Nevertheless, neither player is on his best pace any longer. Stanton was only 14 home runs off Pujols' rate through his age-28 season in 2018, whereas Trout was three ahead by the end of his age-27 season in 2019. The shortened 2020 season contributed to both fading in their respective pursuits, with injuries being still another factor.
Indeed, it is only among the 23-and-under crowd that we finally find some legitimate hopefuls.
One is Juan Soto, whose 124 home runs since his debut at age 19 in 2019 put him 10 ahead of where Pujols was at the same age. The other is Vladimir Guerrero Jr., whose 102 homers since his age-20 debut in 2019 put him just 12 behind Pujols.
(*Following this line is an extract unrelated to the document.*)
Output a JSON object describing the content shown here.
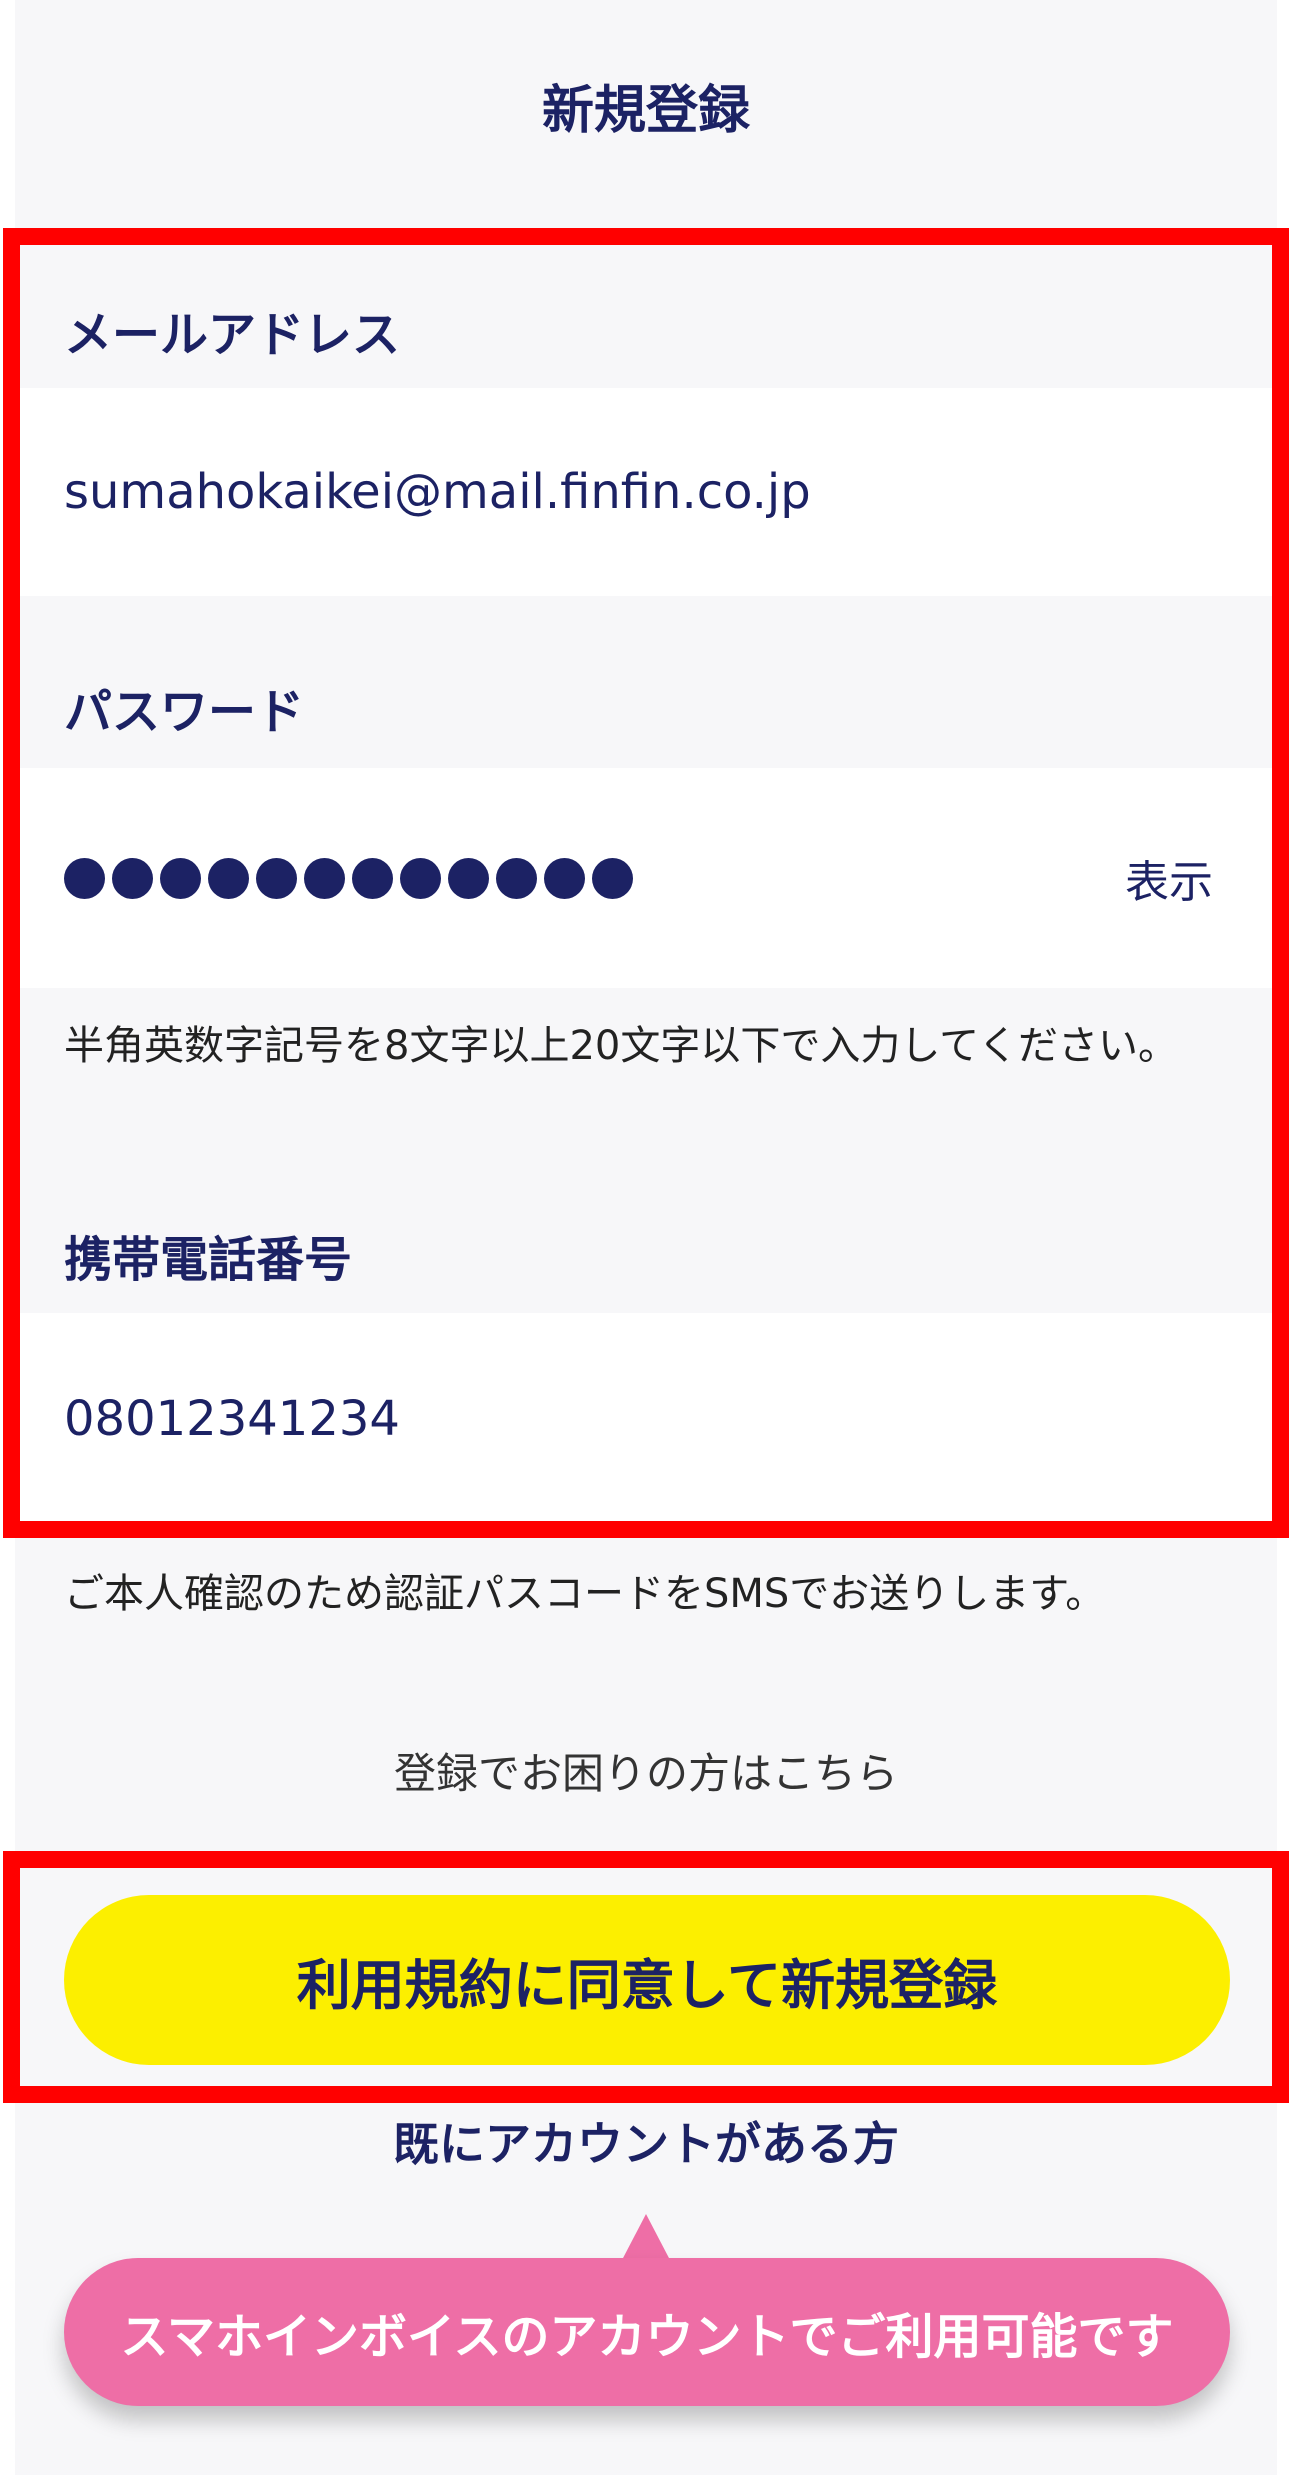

Each of them would have to average about 35 home runs per year through their age-40 season to have a shot at 700. Doable in theory? Maybe.
But in reality, Soto and Guerrero have all of one 35-homer season between them just in their seven non-shortened years in the majors. Or, half as many as Pujols had between his age-21 and -23 seasons from 2001-03.
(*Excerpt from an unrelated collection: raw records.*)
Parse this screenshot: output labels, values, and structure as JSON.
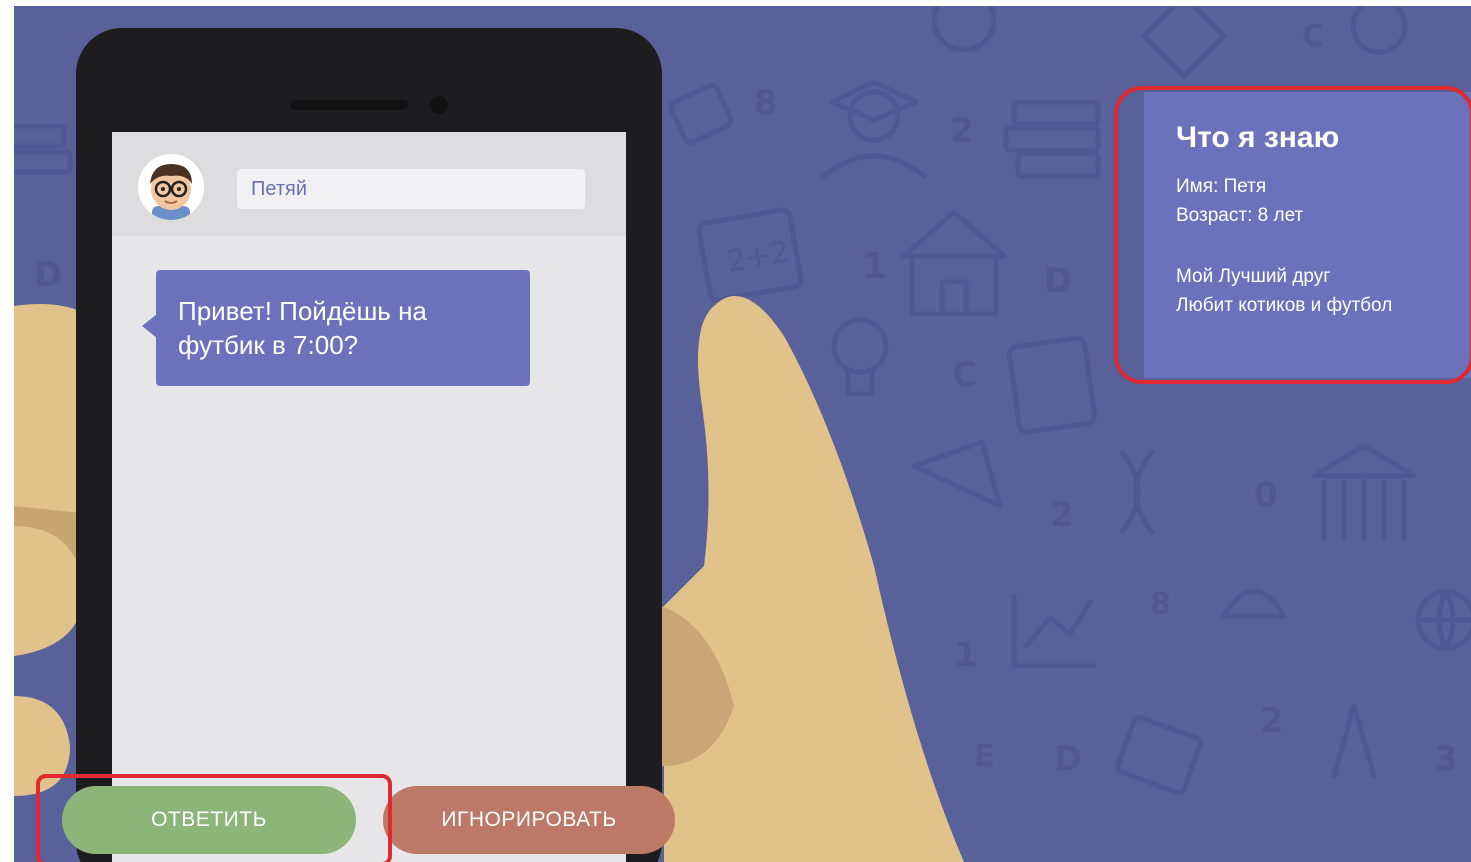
{
  "chat": {
    "contact_name": "Петяй",
    "message": "Привет! Пойдёшь на футбик в 7:00?"
  },
  "actions": {
    "reply_label": "ОТВЕТИТЬ",
    "ignore_label": "ИГНОРИРОВАТЬ"
  },
  "info_panel": {
    "title": "Что я знаю",
    "lines": [
      "Имя: Петя",
      "Возраст: 8 лет",
      "Мой Лучший друг",
      "Любит котиков и футбол"
    ]
  },
  "icons": [
    "boy-avatar-icon"
  ],
  "colors": {
    "background": "#59619a",
    "accent_purple": "#6b71bb",
    "reply_green": "#8db57a",
    "ignore_red": "#bd7968",
    "highlight_red": "#e02a2f"
  }
}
Even setting aside the numbers, Soto and Guerrero also come with what we'll call "conceptual concerns" as long-term power threats.
Soto is only going to have so many at-bats for home runs if he keeps walking 20-plus percent of the time. And while Guerrero has proved that he can get in shape when he needs to, he almost certainly won't find it as easy to do so in his 30s as it was in his 20s.
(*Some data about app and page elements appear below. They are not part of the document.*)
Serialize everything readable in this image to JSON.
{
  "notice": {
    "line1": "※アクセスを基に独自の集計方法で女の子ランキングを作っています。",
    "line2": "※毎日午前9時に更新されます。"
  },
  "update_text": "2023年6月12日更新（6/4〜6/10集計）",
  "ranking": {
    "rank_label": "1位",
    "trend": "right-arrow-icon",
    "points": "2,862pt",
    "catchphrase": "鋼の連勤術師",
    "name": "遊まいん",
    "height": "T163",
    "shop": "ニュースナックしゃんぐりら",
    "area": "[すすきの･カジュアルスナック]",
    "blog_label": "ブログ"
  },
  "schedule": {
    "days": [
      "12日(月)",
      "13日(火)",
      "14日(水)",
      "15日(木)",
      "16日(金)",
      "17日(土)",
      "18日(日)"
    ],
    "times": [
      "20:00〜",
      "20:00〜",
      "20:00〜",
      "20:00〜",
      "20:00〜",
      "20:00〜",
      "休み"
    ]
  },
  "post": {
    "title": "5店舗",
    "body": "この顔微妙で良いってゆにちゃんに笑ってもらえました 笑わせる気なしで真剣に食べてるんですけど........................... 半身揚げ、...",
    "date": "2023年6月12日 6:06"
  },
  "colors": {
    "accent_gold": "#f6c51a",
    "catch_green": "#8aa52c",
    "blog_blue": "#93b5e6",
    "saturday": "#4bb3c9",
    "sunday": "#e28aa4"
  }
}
This Doesn't Mean the Next 700 HR Guy Isn't Out There Somewhere
To be sure, there are other young 700 home run club hopefuls who deserve mentioning.
Ronald Acuña Jr., for example, is at 118 home runs through his age-24 season even in spite of the shortened 2020 campaign and an early exit from 2021 by way of an ACL tear. And while Fernando Tatís Jr. will have been absent for more than a year when he returns from his PED suspension next year, he had previously clubbed 81 homers through his age-22 season.
And yet, we still come down on the side of there not being a truly good bet for 700 career home runs among MLB's current crop of star sluggers. They're all talented in a vacuum. But when compared to Pujols, they merely serve as reminders of just how historically special he was early in his career.
But lest anyone think we're advocating that there will never be another player to hit 700 home runs, well, two things.
For one, "never" is too long of a time to take any absolute for granted. For two, we can only be so pessimistic in light of this:
As much as it might seem like home runs are a strictly modern phenomenon, the truth is that they've been growing in frequency for a very long time. There's basically been no going back since Ruth broke his own home run record by a full 25 dingers back in 1920.
If home runs continue to not go away, then there's always going to be ample space in Major League Baseball for home run hitters. Many will be good. A select few will be great.
Eventually, there's bound to be at least one who will become as legendary as Ruth, Aaron, Bonds and Pujols.